The District of Salem has an area of 7530 sq. m. Except towards the south it is hilly, with extensive plains- lying between the several ranges. It consists of three distinct tracts, formerly known as the Talaghat, the Baramahal and the Balaghat. The Talaghat is situated below the Eastern Ghats on the level of the Carnatic generally; the Baramahal includes the whole face of the Ghats and a wide piece of country at their base; and the Balaghat is situated above the Ghats on the tableland of Mysore.
The western part of the district is mountainous. Amongst the chief ranges (5000-6000 ft.) are the Shevaroys, the Kalrayans, the Melagiris, the Kollimalais, the Pachamalais and the Yelagiris. The chief rivers are the Cauvery with its numerous tributaries, and the Ponniar and Palar; the last, however, only flows through a few miles of the north-western corner of the district. The forests are of considerable value. The geological structure of the district is mostly gneissic, with a few irruptive rocks in the form of trap dikes and granite veins. Magnetic iron ore is common in the hill regions, and corundum and chromate of iron are also obtainable. The qualities of the soil differ very much; in the country immediately surrounding the town of Salem a thin layer of calcareous and red loam generally prevails, through which quartz rocks appear on the surface in many places. The climate, owing to the great difference of elevation, varies considerably; on the hills it is cool and bracing, and for a great part of the year very salubrious; the annual rainfall averages about 32 in.
The population in 1901 was 2,204,974, showing an increase of 12% in the decade. The principal crops are millets, rice, other food grains and oil-seeds, with a little cotton, indigo and tobacco. Coffee is grown on the Shevaroy hills. The chief irrigation work is the Barur tank system. Salem suffered severely from the famine of 1877-1878. The Madras railway runs through the district, with two narrow-gauge branches. The chief industry is cotton-weaving, and there is some manufacture of steel from magnetic iron ore. There are many saltpetre refineries, but no large industries. The district was acquired partly by the treaty of peace with Tippoo Sultan in 1792 and partly by the partition treaty of Mysore in 1799. By the former the Talaghat and Baramahal were ceded, and by the latter the Balaghat or what is now the Hosur taluk.
SALEM, a city and one of the county-seats (Lawrence is the other) of Essex county, Massachusetts, about 15 m. N.E. of Boston.
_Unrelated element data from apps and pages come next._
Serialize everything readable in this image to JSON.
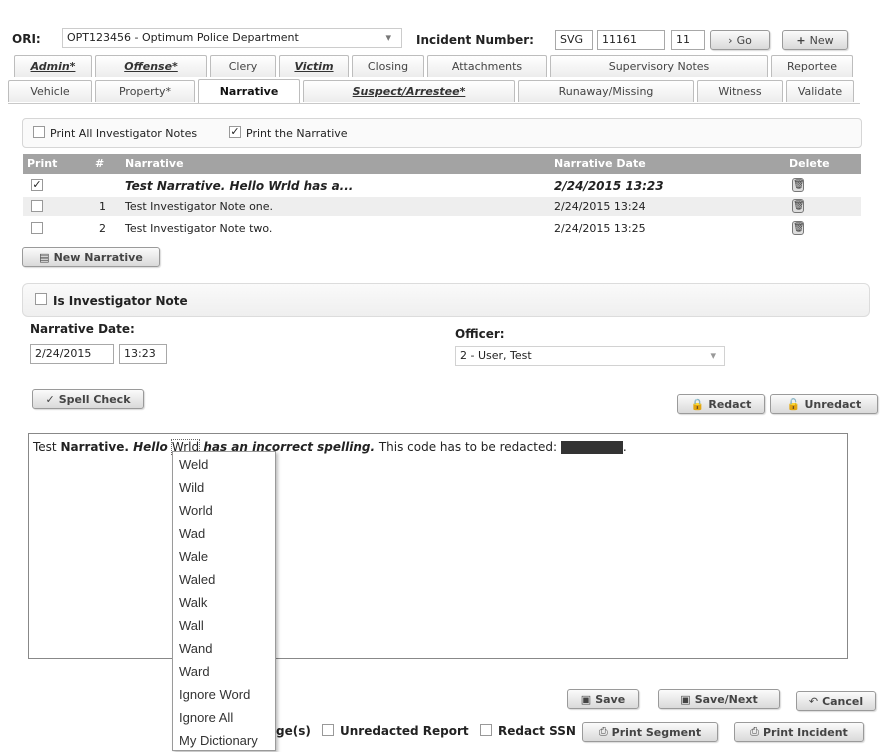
{
  "header": {
    "ori_label": "ORI:",
    "ori_value": "OPT123456 - Optimum Police Department",
    "incident_label": "Incident Number:",
    "incident_prefix": "SVG",
    "incident_number": "11161",
    "incident_suffix": "11",
    "go_label": "Go",
    "new_label": "New"
  },
  "tabs_row1": [
    "Admin*",
    "Offense*",
    "Clery",
    "Victim",
    "Closing",
    "Attachments",
    "Supervisory Notes",
    "Reportee"
  ],
  "tabs_row2": [
    "Vehicle",
    "Property*",
    "Narrative",
    "Suspect/Arrestee*",
    "Runaway/Missing",
    "Witness",
    "Validate"
  ],
  "print_options": {
    "print_all_notes": "Print All Investigator Notes",
    "print_narrative": "Print the Narrative"
  },
  "grid": {
    "headers": {
      "print": "Print",
      "num": "#",
      "narrative": "Narrative",
      "date": "Narrative Date",
      "delete": "Delete"
    },
    "rows": [
      {
        "num": "",
        "narrative": "Test Narrative. Hello Wrld has a...",
        "date": "2/24/2015 13:23"
      },
      {
        "num": "1",
        "narrative": "Test Investigator Note one.",
        "date": "2/24/2015 13:24"
      },
      {
        "num": "2",
        "narrative": "Test Investigator Note two.",
        "date": "2/24/2015 13:25"
      }
    ]
  },
  "new_narrative_label": "New Narrative",
  "form": {
    "investigator_note_label": "Is Investigator Note",
    "narrative_date_label": "Narrative Date:",
    "date_value": "2/24/2015",
    "time_value": "13:23",
    "officer_label": "Officer:",
    "officer_value": "2 - User, Test"
  },
  "toolbar": {
    "spell_check": "Spell Check",
    "redact": "Redact",
    "unredact": "Unredact"
  },
  "editor": {
    "text_1": "Test ",
    "text_2": "Narrative. ",
    "text_3": "Hello ",
    "misspelled": "Wrld",
    "text_4": " has an incorrect spelling.",
    "text_5": " This code has to be redacted: "
  },
  "spell_menu": [
    "Weld",
    "Wild",
    "World",
    "Wad",
    "Wale",
    "Waled",
    "Walk",
    "Wall",
    "Wand",
    "Ward",
    "Ignore Word",
    "Ignore All",
    "My Dictionary"
  ],
  "footer": {
    "save": "Save",
    "save_next": "Save/Next",
    "cancel": "Cancel",
    "partial_label": "ge(s)",
    "unredacted_report": "Unredacted Report",
    "redact_ssn": "Redact SSN",
    "print_segment": "Print Segment",
    "print_incident": "Print Incident"
  }
}
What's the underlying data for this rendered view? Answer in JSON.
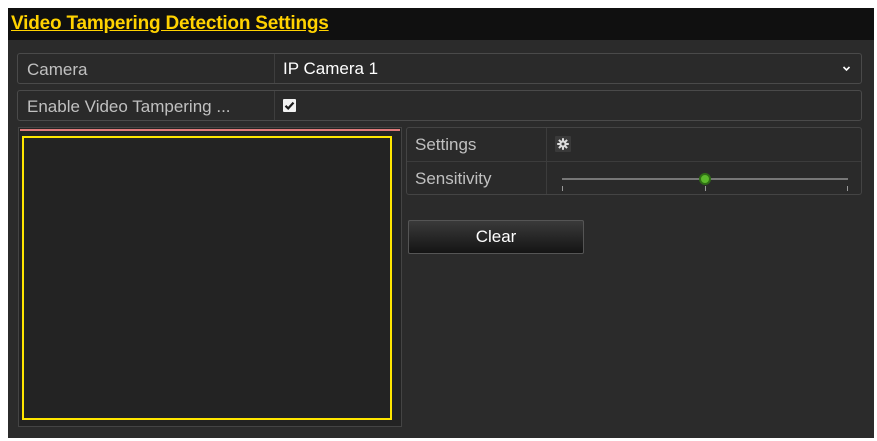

Pop. (1900), 35,956, of whom 10,902 were foreign-born (including 4003 French Canadians, 3476 Irish, and 1585 English